Seasonal dry air, harsh wind and sun glare. Eye protection is just as important during the winter months as in the summer.
Winter is here and the countdown to sunny days and your favorite sunglasses continues. However, do not let the cold, overcast days of winter fool you; your beloved shades are just as relevant during these winter months as in summer. Here are five tips to help safeguard your eyes through these last snowy weeks.
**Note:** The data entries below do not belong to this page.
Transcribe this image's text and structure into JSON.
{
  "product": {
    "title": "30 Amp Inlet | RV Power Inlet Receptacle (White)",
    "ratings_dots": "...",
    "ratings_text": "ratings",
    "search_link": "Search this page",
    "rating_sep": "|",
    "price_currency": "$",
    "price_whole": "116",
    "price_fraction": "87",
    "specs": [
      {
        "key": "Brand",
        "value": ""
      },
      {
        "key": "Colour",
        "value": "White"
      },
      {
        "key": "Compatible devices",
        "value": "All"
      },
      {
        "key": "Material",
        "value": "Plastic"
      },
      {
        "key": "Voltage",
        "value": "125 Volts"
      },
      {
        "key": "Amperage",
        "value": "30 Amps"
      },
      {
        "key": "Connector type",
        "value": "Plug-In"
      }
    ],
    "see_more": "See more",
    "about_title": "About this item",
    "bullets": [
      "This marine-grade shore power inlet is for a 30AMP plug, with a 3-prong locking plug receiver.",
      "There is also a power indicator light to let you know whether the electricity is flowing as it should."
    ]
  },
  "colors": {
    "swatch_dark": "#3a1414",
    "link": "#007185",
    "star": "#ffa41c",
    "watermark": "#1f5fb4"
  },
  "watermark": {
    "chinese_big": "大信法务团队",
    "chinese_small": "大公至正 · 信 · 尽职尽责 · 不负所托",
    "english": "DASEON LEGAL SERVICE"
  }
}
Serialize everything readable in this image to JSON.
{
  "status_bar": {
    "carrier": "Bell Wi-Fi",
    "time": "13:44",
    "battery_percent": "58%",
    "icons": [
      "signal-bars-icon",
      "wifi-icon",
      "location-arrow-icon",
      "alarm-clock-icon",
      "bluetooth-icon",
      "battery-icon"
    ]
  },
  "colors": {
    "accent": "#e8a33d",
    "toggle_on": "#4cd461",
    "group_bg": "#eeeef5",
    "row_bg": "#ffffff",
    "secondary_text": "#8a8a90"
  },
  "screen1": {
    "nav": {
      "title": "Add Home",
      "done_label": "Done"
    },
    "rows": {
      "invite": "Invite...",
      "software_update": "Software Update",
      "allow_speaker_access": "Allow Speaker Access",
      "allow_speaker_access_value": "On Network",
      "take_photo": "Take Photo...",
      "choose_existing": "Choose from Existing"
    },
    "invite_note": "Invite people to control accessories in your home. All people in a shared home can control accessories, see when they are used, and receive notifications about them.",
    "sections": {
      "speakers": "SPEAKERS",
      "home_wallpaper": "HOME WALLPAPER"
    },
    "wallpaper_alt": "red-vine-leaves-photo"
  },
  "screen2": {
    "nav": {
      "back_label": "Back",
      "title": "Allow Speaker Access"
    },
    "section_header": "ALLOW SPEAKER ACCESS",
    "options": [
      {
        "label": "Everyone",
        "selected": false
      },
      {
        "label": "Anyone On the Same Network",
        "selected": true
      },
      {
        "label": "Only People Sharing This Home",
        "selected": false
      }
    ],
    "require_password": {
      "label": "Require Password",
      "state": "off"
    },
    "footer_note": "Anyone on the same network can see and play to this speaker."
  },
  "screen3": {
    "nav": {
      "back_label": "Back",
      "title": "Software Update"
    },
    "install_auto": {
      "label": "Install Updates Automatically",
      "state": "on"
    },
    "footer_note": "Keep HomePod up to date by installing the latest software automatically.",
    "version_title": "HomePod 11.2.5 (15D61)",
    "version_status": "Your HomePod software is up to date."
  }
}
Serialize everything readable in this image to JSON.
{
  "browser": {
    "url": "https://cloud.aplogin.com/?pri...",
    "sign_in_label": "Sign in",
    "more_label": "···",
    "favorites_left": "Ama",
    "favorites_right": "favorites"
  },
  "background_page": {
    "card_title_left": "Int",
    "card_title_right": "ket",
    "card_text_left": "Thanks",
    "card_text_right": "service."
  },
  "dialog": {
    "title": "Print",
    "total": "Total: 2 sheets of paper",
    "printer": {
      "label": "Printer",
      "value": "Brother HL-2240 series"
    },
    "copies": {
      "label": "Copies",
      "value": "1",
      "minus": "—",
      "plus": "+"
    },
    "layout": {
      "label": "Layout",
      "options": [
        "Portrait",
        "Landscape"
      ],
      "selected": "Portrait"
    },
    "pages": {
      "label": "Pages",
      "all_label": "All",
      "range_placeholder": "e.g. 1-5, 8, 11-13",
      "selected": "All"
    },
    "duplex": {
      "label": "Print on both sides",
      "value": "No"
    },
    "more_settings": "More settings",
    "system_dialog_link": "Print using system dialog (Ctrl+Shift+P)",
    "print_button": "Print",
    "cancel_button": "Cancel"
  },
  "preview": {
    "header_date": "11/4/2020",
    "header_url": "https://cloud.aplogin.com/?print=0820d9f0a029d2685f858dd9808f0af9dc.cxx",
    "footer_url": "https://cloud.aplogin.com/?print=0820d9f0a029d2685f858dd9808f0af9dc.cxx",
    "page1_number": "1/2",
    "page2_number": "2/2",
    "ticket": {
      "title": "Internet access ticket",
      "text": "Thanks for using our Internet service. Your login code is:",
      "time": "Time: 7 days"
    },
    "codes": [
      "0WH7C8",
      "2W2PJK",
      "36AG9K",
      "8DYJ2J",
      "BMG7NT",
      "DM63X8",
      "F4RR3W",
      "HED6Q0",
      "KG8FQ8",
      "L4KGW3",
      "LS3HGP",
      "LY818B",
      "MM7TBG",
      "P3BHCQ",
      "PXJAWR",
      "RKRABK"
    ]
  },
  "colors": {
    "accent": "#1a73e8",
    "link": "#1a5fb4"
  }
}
It may feel like the sun is nowhere to be found during the coldest of days but our sunny friend is still alive and well. UV exposure, regardless of the time of year, can make our eyes more susceptible to eye-related issues such as cataracts, glaucoma, and retina diseases such as macular degeneration. Look for sunglasses indicating that they block 99 percent or more of UVA and UVB radiation. Choose a wraparound style that filters out as much visible light as possible.
Wear UV Blocking Contact Lenses
Have you ever looked at the snowy ground and squinted? That is because light reflects off snow, which can be highly damaging to our eyes. If you are a contact lens wearer, it is important to choose lenses that incorporate UV-blocking materials. This will help to filter out the UV rays that may stray past hats or sunglasses.
Manage Dry Eyes
The cold winds, indoor furnace heat and overall seasonal dry air are notorious for irritating our eyes, especially in the winter months. Throw some moisturizing drops in your pocket or purse and use them to help with the seasonal dryness. Not only will your eyes feel better but also they are more likely to stay lubricated.
Wear a Hat
Hats keep our heads nice and toasty during the winter. They can also help block UV exposure from your eyes just like in summer. So whether you are bundling up to grab a coffee or shoveling the driveway, make sure to wear a broad-brimmed winter hat to help protect your eyes, as well as your skin from solar radiation.
Place sunscreen next to your winter bundle-up gear so that you don’t forget to lather up when heading outdoors, even in the winter. Make sure to cover your face and neck with sunscreen as well as your eyelids! Select a sunscreen with a sun protection factor (SPF) of 15 or higher and apply about a half hour before.
American Academy of Ophthalmology